Court issues detailed ruling examining "right of privacy" and corporate bullying
Scott Dalley sued Dykema Gossett, Lincoln National LIfe Insurance and other defendants arguing that Lincoln's attorneys and agents had abused legal process and invaded his privacy through the mis-use of a Temporary Restraining Order [TRO]. Dykema represented Lincoln in a dispute with a third-party agent who sold Lincoln insurance. It obtained a TRO prohibiting the third-party from deleting Lincoln information from its computers and authorizing Lincoln to copy the relevant data. Dalley performed some information technology work for the third-party, and other clients, from his apartment.
According to Dalley, Dykema's attorneys and their IT specialists made a surprise visit to his apartment, demanded access to all of his computer data, and threatened to take the computers with them if Dalley did not provide them access. Again, according to Dalley, Dykema's attorneys were pointed to the one hard-drive which contained Lincoln data, however, the Defendants insisted upon copying all of the information on all of his computers and spent the next 11 hours doing just that. Dalley argued that Lincoln and Dykema were guilty of wrongful conduct under several recognzied theories of law, based upon their alleged false representations or deceit and abusive behavior that exceeded the bounds of reason. The trial judge rejected all of Dalley's claims and he appealed.
On appeal, the Court affirmed the lower court's dismissal of Dalley's claims alleging abuse of process, tortious interference with a business relationship, and reckless infliction of emotional distress. In doing so, it made a couple of surprising statements, including this one: "[T]he plaintiffs must allege that the interferer did something illegal, unethical or fraudulent [in order to establish that theory of wrong-doing]. There is nothing illegal, unethical or fraudulent in filing a lawsuit, whether groundless or not." The Court also held that Dalley's claims of an unwarranted allegation in the third-party case that Dalley had not complied with the TRO and his claims that he was harrassed and bullied solely to enhance Lincoln's litigation prospects against the third-party "did not describe conduct so extreme or outrageous that it surpasses all bounds of decency in a civilized society."

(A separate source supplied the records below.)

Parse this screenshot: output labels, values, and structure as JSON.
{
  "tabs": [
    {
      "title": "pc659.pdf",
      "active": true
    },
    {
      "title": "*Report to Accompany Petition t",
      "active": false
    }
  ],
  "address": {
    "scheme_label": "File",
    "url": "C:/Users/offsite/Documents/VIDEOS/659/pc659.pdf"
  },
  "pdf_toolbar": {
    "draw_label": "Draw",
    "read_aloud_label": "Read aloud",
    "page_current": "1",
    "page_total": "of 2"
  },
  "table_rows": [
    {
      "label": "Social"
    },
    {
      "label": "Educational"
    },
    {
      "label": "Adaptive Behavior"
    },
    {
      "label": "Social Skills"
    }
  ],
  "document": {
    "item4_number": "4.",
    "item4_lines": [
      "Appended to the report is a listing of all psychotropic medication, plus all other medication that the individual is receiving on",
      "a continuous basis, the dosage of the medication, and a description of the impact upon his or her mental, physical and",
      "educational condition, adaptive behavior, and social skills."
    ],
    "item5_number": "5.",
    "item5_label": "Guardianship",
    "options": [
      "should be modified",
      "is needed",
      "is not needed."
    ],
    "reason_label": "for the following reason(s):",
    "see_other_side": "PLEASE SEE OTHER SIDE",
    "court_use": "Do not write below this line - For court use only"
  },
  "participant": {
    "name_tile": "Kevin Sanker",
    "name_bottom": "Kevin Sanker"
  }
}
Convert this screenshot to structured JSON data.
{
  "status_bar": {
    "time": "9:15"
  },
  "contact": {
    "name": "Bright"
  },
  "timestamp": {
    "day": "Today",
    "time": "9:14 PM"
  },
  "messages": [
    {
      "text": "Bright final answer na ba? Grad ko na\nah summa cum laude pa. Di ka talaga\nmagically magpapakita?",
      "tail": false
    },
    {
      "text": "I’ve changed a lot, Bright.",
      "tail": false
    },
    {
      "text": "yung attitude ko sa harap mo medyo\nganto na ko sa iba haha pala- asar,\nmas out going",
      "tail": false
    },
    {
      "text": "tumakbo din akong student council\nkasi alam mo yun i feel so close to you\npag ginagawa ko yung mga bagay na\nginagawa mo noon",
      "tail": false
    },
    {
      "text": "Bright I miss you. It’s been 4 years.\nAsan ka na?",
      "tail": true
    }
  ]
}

On the other hand, the Court reversed the lower court with regard to claims of invasion of privacy and trespass. Although Dykema and Lincoln argued that its search was consistent with the TRO and that, in any event, Dalley had "consented" to its over-broad search, the Court rejected these claims. It first pointed out that the TRO language did not authorize the Defendants to enter Dalley's apartment or to search computer data other than Lincoln records. The three judges then reviewed Michigan and national law on these topics before concluding that a consent obtained under false pretenses or inappropriate pressure is not valid: if Dalley can prove the gravamen of his allegations, he would be entitled to maintain an action for trespass and for invasion of privacy.